Standing on Rocky Ridge with R. Scott Lorimer (BS ’75), it becomes clear that, to Lorimer, this is holy ground. As he walks the top of the ridge, scanning the ground for items like the pioneer-era square-headed nails he has found in the past, he tells stories of people who traversed this trail. Lorimer spouts names and dates from the history of the Willie and Martin handcart companies from memory, as though he had been there himself in the early snows of 1856.
Lorimer’s first contact with the stories of the Willie and Martin people came as a young boy, when he visited Martin’s Cove in central Wyoming, where the ill-fated Martin company became stranded. He remembers being touched by the spirit he felt there. A descendant of handcart pioneers, Lorimer was interested in the history of the Mormon migration, but it wasn’t until he became president of the Riverton Wyoming Stake that the stories of the handcart companies really stirred his soul.
For some time Lorimer had felt that his stake should be engaged in a project related to the handcart pioneers, but he was unsure what it was they should do. In 1991, Lorimer discovered that the temple work for members of the Willie and Martin handcart companies was incomplete; temple ordinances had not been done for a staggering 83 percent of those who died on the trail and 52 percent of those who lived.
So Lorimer gave each member of the stake 12 years old and older a name and the same assignment: find out if the person’s temple ordinances have been done, and if they haven’t, make sure they get done.
The whole experience is now known as the Second Rescue of the Willie and Martin Handcart Companies.
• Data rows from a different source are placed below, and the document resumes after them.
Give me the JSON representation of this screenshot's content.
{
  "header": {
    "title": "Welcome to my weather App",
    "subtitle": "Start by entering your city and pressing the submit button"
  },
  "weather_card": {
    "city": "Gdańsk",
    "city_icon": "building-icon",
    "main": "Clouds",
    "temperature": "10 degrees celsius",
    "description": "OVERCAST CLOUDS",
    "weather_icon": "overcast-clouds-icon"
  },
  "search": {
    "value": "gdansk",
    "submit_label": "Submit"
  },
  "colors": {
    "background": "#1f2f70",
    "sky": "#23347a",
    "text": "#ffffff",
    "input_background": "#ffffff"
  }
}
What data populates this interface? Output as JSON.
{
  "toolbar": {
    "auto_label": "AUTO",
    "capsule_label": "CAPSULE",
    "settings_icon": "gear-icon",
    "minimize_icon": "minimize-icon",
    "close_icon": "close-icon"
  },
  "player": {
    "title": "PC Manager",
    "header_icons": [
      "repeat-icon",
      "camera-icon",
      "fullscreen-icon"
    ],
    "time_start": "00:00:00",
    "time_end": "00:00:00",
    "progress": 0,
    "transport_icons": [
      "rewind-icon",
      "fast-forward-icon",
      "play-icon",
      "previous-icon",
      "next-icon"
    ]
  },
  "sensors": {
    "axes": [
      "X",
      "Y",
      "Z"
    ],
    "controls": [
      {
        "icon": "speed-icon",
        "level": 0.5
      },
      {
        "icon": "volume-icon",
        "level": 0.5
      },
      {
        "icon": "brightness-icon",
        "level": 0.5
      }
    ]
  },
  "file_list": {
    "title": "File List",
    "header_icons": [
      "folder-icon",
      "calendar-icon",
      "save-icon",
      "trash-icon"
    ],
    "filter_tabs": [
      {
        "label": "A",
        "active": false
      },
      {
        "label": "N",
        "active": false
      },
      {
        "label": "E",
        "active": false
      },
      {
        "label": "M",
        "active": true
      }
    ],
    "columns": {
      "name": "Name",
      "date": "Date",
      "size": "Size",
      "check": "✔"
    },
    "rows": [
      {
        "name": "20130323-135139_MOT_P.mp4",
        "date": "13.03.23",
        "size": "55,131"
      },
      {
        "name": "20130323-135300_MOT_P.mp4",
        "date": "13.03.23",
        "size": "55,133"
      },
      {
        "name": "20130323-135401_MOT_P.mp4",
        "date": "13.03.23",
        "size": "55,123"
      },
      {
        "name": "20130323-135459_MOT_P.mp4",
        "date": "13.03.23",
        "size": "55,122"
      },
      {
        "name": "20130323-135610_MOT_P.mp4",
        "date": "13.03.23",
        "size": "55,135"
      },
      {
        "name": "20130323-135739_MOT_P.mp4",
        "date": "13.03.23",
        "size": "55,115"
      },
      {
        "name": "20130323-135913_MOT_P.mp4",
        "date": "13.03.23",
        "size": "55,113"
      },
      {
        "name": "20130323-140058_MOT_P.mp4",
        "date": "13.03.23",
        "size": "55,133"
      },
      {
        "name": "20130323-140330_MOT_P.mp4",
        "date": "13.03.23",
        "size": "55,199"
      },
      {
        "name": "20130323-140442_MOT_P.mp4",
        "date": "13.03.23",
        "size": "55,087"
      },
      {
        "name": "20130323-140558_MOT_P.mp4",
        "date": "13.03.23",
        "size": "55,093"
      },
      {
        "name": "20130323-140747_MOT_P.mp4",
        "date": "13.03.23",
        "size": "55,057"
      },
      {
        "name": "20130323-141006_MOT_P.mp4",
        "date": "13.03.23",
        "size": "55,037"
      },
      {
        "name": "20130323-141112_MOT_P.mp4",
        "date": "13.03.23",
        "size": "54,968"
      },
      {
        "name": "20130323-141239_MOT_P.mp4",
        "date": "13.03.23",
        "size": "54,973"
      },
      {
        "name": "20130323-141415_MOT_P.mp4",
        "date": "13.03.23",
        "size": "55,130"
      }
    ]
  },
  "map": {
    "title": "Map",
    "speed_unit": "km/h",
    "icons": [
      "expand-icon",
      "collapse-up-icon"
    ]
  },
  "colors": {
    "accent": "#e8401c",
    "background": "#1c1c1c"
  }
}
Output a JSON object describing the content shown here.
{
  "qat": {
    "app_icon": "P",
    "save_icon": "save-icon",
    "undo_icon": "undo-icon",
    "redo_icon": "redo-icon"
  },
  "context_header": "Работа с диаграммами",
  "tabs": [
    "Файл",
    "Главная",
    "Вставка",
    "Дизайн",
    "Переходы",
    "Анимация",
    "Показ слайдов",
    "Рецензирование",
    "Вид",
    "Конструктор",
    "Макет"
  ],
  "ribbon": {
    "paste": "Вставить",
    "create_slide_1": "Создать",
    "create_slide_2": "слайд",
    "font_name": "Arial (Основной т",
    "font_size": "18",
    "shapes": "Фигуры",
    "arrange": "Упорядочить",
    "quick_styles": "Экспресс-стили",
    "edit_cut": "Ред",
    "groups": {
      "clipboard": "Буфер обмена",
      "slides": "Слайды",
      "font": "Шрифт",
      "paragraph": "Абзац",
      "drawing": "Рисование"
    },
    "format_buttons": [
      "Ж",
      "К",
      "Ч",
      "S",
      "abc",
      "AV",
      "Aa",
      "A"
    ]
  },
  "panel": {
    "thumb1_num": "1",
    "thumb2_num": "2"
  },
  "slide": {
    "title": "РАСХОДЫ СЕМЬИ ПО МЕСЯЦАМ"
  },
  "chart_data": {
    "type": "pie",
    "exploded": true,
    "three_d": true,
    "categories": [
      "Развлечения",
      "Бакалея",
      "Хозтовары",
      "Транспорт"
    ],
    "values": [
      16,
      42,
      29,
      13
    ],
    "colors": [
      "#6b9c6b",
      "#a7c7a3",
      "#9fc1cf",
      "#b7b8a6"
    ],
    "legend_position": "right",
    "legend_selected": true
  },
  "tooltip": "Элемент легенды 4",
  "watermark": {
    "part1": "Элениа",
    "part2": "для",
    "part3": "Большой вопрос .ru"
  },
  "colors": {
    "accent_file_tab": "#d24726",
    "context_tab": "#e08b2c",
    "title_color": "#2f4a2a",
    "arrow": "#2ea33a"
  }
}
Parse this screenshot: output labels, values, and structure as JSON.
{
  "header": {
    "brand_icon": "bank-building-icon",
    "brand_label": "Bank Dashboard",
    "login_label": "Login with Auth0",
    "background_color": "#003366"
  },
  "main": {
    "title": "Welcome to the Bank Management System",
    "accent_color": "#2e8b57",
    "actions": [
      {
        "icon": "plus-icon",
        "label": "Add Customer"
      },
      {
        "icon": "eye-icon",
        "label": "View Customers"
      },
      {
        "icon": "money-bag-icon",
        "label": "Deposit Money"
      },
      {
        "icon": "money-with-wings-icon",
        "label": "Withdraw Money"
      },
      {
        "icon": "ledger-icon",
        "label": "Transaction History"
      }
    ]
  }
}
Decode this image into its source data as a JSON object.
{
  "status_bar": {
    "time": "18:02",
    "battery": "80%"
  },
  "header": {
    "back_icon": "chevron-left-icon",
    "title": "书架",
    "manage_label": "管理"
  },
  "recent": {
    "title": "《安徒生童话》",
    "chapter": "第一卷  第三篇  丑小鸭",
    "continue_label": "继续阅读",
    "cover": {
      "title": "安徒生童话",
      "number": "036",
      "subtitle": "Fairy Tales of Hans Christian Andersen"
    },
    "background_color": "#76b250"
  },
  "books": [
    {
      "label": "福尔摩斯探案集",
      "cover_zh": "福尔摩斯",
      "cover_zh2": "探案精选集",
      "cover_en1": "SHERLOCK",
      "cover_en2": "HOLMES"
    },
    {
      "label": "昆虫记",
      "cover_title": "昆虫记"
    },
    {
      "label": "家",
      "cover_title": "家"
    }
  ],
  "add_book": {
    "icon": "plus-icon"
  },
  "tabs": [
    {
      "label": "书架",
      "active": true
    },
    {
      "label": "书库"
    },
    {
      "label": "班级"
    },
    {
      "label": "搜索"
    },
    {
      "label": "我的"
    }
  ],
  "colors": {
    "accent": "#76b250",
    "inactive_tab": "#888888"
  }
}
In just over a year, more than 4,000 ordinances were performed on behalf of the members of the two companies and their rescuers. Lorimer says stake members were too excited about the project to be bothered by the six-hour drive each way to the Ogden Utah Temple.
In addition, members of the stake spent more than 8,000 volunteer hours constructing stone and bronze monuments at Rocky Ridge, Martin’s Cove, and the Willie company rescue site. They later built the Veil Crossing bridge over the Sweetwater River, miles of trails at Martin’s Cove, and a visitors’ center on the historic Sun Ranch.
Lorimer calls it a great, busy time for the stake. “Everybody got the message. We were doing things because of the spirit of Elijah,” he says.